  2. Vitamin C. The Nutrition Source. (2021, May 27). Retrieved June 21, 2022, from https://www.hsph.harvard.edu/nutritionsource/vitamin-c/
  3. U.S. Department of Health and Human Services. (n.d.). Office of dietary supplements - vitamin C. NIH Office of Dietary Supplements. Retrieved June 21, 2022, from https://ods.od.nih.gov/factsheets/VitaminC-HealthProfessional/
  4. KJ;, C. (n.d.). The discovery of Vitamin C. Annals of nutrition & metabolism. Retrieved June 21, 2022, from https://pubmed.ncbi.nlm.nih.gov/23183299/
  5. JH;, B. (n.d.). Sailors' scurvy before and after James Lind--a reassessment. Nutrition reviews. Retrieved June 21, 2022, from https://pubmed.ncbi.nlm.nih.gov/19519673
  6. Milne, I. (2012, December). Who was James Lind, and what exactly did he achieve. Journal of the Royal Society of Medicine. Retrieved June 21, 2022, from https://www.ncbi.nlm.nih.gov/pmc/articles/PMC3536506/
  7. U.S. Department of Health and Human Services. (n.d.). Antioxidants: In depth. National Center for Complementary and Integrative Health. Retrieved June 21, 2022, from https://www.nccih.nih.gov/health/antioxidants-in-depth

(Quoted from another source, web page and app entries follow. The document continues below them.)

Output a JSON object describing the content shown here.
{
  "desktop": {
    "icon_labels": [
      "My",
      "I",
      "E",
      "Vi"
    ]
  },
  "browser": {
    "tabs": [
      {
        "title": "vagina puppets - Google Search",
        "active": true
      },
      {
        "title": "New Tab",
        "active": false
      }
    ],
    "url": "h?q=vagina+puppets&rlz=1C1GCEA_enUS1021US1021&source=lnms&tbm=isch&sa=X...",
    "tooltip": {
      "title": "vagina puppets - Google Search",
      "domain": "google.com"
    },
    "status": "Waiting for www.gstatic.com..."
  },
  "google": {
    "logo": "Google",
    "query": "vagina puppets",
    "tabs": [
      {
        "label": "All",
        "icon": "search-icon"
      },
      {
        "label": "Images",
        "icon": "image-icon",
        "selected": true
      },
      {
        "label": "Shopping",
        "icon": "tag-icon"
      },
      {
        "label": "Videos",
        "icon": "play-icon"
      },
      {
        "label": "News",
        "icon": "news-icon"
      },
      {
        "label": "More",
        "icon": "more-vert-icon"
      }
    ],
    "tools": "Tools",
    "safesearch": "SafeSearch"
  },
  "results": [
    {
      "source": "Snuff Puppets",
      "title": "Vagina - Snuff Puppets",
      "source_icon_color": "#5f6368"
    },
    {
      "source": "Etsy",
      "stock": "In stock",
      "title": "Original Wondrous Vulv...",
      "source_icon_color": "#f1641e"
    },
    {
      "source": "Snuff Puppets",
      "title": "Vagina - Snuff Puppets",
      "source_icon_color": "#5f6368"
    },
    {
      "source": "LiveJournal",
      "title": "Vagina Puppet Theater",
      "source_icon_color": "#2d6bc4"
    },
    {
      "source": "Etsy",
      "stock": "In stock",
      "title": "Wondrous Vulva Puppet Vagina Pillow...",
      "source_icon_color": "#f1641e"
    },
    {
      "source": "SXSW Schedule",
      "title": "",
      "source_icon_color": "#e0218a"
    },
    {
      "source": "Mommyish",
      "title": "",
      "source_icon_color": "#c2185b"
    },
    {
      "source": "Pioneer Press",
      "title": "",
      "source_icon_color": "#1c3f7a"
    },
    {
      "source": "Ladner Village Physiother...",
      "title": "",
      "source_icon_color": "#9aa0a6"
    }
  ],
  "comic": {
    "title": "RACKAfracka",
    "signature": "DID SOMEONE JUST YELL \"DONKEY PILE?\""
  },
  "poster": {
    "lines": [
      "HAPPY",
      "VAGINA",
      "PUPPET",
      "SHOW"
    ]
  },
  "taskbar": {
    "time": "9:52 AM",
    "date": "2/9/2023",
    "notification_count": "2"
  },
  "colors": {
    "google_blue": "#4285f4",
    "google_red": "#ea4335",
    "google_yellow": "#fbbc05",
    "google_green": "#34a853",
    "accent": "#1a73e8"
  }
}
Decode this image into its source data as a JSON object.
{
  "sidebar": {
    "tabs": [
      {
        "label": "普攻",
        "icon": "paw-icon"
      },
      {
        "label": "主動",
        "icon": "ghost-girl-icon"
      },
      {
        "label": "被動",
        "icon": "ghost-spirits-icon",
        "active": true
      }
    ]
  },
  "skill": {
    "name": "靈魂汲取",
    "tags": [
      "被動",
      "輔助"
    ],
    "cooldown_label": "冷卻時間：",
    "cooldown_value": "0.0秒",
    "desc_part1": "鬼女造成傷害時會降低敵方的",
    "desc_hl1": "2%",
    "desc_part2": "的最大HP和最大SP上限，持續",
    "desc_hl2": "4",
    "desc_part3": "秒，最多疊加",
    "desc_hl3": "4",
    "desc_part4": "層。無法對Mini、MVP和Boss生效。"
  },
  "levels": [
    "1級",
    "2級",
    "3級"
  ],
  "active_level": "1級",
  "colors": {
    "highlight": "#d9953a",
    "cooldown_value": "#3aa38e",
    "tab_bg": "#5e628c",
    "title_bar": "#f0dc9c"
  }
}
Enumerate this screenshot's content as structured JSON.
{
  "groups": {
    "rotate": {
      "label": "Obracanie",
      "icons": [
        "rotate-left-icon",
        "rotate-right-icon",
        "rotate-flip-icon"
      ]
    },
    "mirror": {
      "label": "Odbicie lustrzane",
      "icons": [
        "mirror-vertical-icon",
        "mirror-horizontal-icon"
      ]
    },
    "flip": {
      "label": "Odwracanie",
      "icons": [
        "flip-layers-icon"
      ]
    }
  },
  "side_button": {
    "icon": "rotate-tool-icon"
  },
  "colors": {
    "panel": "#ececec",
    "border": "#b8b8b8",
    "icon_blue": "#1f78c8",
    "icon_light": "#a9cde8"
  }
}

  8. BN;, F. B. E. L. A. (n.d.). Ascorbate is an outstanding antioxidant in human blood plasma. Proceedings of the National Academy of Sciences of the United States of America. Retrieved June 21, 2022, from https://pubmed.ncbi.nlm.nih.gov/2762330/

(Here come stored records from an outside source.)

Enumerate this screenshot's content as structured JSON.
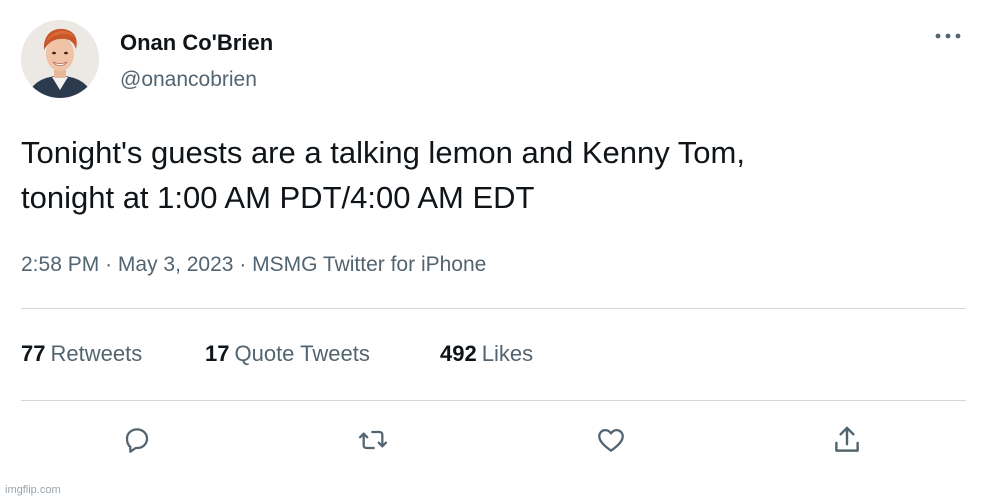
{
  "author": {
    "display_name": "Onan Co'Brien",
    "handle": "@onancobrien"
  },
  "tweet": {
    "text_lines": [
      "Tonight's guests are a talking lemon and Kenny Tom,",
      "tonight at 1:00 AM PDT/4:00 AM EDT"
    ],
    "time": "2:58 PM",
    "separator": "·",
    "date": "May 3, 2023",
    "source": "MSMG Twitter for iPhone"
  },
  "stats": {
    "retweets": {
      "count": "77",
      "label": "Retweets"
    },
    "quote_tweets": {
      "count": "17",
      "label": "Quote Tweets"
    },
    "likes": {
      "count": "492",
      "label": "Likes"
    }
  },
  "icons": {
    "more": "more-horizontal-icon",
    "reply": "reply-icon",
    "retweet": "retweet-icon",
    "like": "heart-icon",
    "share": "share-icon"
  },
  "watermark": "imgflip.com",
  "colors": {
    "text_primary": "#0f1419",
    "text_secondary": "#536471",
    "divider": "#cfd9de"
  }
}
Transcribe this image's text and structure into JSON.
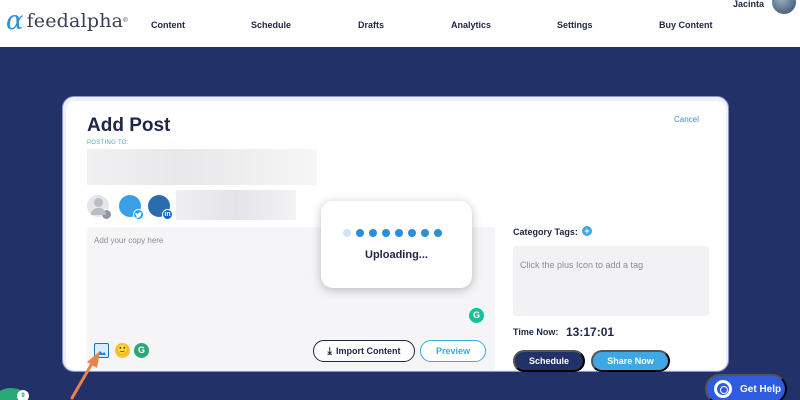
{
  "app": {
    "logo_mark": "α",
    "logo_text": "feedalpha",
    "logo_tm": "®"
  },
  "nav": {
    "items": [
      "Content",
      "Schedule",
      "Drafts",
      "Analytics",
      "Settings",
      "Buy Content"
    ],
    "user_name": "Jacinta"
  },
  "modal": {
    "title": "Add Post",
    "cancel_label": "Cancel",
    "posting_to_label": "POSTING TO:",
    "accounts": [
      {
        "network": "personal",
        "icon": "user-icon"
      },
      {
        "network": "twitter",
        "icon": "twitter-icon"
      },
      {
        "network": "linkedin",
        "icon": "linkedin-icon",
        "badge": "in"
      }
    ],
    "copy_placeholder": "Add your copy here",
    "import_label": "Import Content",
    "preview_label": "Preview",
    "grammarly_glyph": "G"
  },
  "upload": {
    "text": "Uploading...",
    "dots_total": 8,
    "dots_faint": 1
  },
  "sidebar": {
    "category_label": "Category Tags:",
    "tag_placeholder": "Click the plus Icon to add a tag",
    "time_label": "Time Now:",
    "time_value": "13:17:01",
    "schedule_label": "Schedule",
    "share_label": "Share Now"
  },
  "overlay": {
    "notification_count": "9",
    "help_label": "Get Help"
  },
  "colors": {
    "navy": "#223268",
    "accent_blue": "#3ea8e6",
    "annotation_arrow": "#e8844a",
    "grammarly_green": "#15c39a",
    "help_blue": "#2e5be0"
  }
}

  9. Wojciechowski, C. N., Wojciechowski, C. N., 17, S. J. M. S., 17, E. H. S., & Mia Rose Del Nunzio September 17. (2015, September 17). SIOWFA15: Science in our world: Certainty and controversy. SiOWfa15 Science in Our World Certainty and Controversy. Retrieved June 21, 2022, from https://sites.psu.edu/siowfa15/2015/09/17/will-breathing-be-the-death-of-you/
  10. B;, C. A. C. F. (n.d.). Toward a new recommended dietary allowance for Vitamin C based on antioxidant and health effects in humans. The American journal of clinical nutrition. Retrieved June 21, 2022, from https://pubmed.ncbi.nlm.nih.gov/10357726/

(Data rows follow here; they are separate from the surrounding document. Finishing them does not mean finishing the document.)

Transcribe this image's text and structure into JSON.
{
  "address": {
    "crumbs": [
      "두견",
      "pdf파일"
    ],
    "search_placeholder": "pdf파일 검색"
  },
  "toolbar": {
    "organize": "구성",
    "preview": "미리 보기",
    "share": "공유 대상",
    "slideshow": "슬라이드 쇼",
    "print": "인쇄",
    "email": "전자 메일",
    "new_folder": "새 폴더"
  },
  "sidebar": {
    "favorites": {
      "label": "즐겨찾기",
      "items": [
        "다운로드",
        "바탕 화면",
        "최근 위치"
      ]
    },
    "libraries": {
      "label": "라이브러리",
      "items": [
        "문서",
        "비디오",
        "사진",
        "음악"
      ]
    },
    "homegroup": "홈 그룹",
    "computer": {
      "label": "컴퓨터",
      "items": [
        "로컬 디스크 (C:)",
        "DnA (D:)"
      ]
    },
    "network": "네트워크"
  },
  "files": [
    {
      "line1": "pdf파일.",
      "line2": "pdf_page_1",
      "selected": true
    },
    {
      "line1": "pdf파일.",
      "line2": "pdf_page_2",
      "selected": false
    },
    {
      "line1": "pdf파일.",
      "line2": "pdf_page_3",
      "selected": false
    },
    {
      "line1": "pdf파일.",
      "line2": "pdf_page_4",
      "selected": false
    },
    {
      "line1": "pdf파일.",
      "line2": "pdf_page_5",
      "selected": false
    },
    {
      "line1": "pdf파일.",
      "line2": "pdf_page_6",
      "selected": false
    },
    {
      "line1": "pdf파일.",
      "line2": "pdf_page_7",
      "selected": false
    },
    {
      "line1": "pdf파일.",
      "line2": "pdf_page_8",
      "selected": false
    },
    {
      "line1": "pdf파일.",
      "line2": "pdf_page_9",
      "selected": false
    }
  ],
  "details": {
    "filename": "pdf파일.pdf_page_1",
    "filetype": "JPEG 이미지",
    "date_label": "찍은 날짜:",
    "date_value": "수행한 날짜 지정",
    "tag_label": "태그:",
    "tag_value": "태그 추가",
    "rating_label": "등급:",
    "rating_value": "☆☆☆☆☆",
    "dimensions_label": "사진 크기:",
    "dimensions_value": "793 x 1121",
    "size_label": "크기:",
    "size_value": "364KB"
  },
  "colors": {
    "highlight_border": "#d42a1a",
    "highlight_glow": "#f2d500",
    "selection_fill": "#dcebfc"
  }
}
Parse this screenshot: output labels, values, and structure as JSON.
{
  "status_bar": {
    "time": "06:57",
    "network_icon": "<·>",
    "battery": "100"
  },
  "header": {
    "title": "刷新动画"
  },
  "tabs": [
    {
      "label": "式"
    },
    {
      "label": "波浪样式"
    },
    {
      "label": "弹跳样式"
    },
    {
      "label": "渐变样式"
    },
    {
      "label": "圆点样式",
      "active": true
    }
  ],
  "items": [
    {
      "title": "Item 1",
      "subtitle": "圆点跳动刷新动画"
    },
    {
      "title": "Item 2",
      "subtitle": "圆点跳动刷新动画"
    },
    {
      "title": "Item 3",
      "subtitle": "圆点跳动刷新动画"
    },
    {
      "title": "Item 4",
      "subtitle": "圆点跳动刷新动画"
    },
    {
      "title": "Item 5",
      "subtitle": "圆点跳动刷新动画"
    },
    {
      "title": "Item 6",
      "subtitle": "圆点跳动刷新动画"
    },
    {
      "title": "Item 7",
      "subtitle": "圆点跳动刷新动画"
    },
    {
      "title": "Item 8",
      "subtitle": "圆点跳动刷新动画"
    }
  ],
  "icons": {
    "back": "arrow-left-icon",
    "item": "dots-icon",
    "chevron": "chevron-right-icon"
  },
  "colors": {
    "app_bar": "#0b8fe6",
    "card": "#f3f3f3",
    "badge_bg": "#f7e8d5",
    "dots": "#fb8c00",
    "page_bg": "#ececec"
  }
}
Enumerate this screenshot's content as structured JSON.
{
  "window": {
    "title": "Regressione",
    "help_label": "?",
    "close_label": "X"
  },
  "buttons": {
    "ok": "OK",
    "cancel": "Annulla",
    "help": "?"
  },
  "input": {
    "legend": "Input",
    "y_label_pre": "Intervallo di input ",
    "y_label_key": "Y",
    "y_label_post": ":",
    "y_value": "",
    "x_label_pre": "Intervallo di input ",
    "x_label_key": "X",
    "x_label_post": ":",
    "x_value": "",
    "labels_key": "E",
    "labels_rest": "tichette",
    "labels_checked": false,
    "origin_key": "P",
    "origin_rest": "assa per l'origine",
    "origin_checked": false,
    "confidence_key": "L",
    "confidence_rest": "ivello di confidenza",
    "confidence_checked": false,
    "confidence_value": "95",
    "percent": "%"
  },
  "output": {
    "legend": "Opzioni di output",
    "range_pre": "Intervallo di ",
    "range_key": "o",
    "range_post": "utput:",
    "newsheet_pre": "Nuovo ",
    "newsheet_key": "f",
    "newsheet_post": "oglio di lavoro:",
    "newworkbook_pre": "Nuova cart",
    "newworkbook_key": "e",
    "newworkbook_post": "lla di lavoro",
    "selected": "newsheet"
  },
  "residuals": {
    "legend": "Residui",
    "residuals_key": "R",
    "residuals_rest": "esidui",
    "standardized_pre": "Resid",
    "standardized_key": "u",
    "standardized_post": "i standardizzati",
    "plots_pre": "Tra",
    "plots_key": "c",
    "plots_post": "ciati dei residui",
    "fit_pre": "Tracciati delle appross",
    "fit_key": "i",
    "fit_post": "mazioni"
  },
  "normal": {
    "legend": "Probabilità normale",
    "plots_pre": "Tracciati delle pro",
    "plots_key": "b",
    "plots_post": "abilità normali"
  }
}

  11.  Kaputk. (2022, January 20). Do collagen peptides actually work? Cleveland Clinic. Retrieved June 21, 2022, from https://health.clevelandclinic.org/what-do-collagen-peptides-do/
  12. DePhillipo, N. N., Aman, Z. S., Kennedy, M. I., Begley, J. P., Moatshe, G., & LaPrade, R. F. (2018, October 25). Efficacy of vitamin C supplementation on collagen synthesis and oxidative stress after musculoskeletal injuries: A systematic review. Orthopaedic journal of sports medicine. Retrieved June 21, 2022, from https://www.ncbi.nlm.nih.gov/pmc/articles/PMC6204628/
  13.  He H;Qiao Y;Zhang Z;Wu Z;Liu D;Liao Z;Yin D;He M; (n.d.). Dual action of vitamin C in iron supplement therapeutics for iron deficiency anemia: Prevention of liver damage induced by iron overload. Food & function. Retrieved June 21, 2022, from https://pubmed.ncbi.nlm.nih.gov/30272083
  14. Whitbread, D. (2022, May 10). Top 10 foods highest in Vitamin C. myfooddata. Retrieved June 21, 2022, from https://www.myfooddata.com/articles/vitamin-c-foods.php
  15. Carr, A. C., & Maggini, S. (2017, November 3). Vitamin C and immune function. Nutrients. Retrieved June 21, 2022, from https://www.ncbi.nlm.nih.gov/pmc/articles/PMC5707683